“Senior leaders’ perception of HR as a function impacts HR’s involvement in the organizational budgeting process,” says Grace Ewles, manager of HR Research and Advisory Services at McLean & Company. “Traditionally, leadership may view HR as a necessary expense rather than an opportunity to strategically invest in talent in support of organizational outcomes, such as productivity and innovation. As such, organizations that fail to identify the talent implications associated with strategic investments risk prioritizing short-term financial gains while ignoring long-term consequences.”

McLean & Company defines budgeting as “the process of planning how organizations spend their money to achieve strategic goals.” The resource further highlights three critical components of the budgeting process HR leaders must understand in order to be strategic partners, as outlined below:

1.

Budgeting style: This refers to the approach used to identify HR expenses and create the budget. Two examples of budgeting styles include: 

 

i.

Incremental budgeting, which involves building the budget using the previous year’s budget or final expenditures as a starting point.

 

ii.

Zero-based budgeting, which requires building the budget from scratch with no previous expenses assumed to recur.

   

2.

Decision-making process: Involves identifying who is responsible for establishing, reviewing, and approving the budget. The decision-making process can take on several formats, such as:

 

i.

A top-down approach, during which the budget is established by executives and the finance department before going to department leaders.

 

ii.

A bottom-up approach, in which department leaders determine the required budget to meet the department goals. The budget is then proposed to executives where it is approved, rejected, or adjusted.

   

3.

Fund-dispersion process: This is the way in which the functions within departments receive funds. The fund-dispersion process may be:

 

i.

Centralized, with the department budget created based on one overall budget that is then allocated to the various functions within that department.

 

ii.

Decentralized, in which each function is allocated its own budget that is then used for initiatives and projects specific to that function. 


In addition to the three components of the budgeting process, the firm outlines two key parts to business acumen that must be considered to increase HR’s effectiveness in the budgeting process. Business acumen entails using critical thinking, a solid understanding of the business and the wider industry, and financial literacy to make decisions.
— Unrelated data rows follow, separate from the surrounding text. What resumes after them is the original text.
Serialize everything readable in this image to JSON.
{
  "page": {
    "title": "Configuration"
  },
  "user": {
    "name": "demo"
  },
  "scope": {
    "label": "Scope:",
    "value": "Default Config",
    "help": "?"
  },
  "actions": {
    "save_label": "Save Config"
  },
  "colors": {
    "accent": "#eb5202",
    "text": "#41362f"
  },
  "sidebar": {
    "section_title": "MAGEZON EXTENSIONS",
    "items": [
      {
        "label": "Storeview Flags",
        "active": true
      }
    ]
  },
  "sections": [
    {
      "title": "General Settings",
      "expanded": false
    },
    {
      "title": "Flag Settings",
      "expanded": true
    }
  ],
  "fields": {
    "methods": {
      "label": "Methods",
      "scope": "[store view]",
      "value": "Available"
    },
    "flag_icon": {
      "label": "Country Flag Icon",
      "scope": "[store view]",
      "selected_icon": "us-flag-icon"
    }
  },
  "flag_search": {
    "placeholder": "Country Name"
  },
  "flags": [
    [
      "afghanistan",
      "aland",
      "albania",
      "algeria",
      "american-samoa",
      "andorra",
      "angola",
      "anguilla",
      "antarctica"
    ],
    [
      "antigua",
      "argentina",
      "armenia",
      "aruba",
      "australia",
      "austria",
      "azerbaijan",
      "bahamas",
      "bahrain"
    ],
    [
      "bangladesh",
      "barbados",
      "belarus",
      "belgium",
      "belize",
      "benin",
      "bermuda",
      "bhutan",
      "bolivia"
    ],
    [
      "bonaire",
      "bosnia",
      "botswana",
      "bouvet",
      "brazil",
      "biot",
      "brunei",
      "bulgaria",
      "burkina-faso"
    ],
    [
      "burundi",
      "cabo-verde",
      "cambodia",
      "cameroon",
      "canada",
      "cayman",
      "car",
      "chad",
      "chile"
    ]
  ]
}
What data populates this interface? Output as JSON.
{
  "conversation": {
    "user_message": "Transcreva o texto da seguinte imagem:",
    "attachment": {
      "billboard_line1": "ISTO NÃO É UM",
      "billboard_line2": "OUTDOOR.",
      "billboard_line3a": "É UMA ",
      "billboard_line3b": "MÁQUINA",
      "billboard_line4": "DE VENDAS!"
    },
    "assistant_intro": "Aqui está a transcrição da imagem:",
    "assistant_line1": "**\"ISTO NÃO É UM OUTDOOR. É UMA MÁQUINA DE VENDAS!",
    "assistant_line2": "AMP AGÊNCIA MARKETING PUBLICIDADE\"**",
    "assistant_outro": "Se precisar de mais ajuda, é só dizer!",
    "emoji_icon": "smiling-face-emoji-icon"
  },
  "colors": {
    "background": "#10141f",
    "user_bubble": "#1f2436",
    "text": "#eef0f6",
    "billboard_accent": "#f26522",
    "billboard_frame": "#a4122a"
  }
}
The two critical components of business acumen are below:

  1. The knowledge of business fundamentals: Understanding key financial terms, specific organizational knowledge, and knowledge of the industry in which the organization operates.

  2. The application of said knowledge: Thinking critically to engage stakeholders and align HR activities with organizational priorities.

McLean & Company advises HR leaders that the budgeting process is much more complex than simply identifying costs and presents the opportunity to solidify HR’s role as a strategic organizational partner. Building a relationship based on mutual respect and understanding helps transition the finance department into an advocate for HR. The resource explains that the more that the finance department values how HR budgets are created and implemented, the more likely they are to see HR as a strategic long-term investment.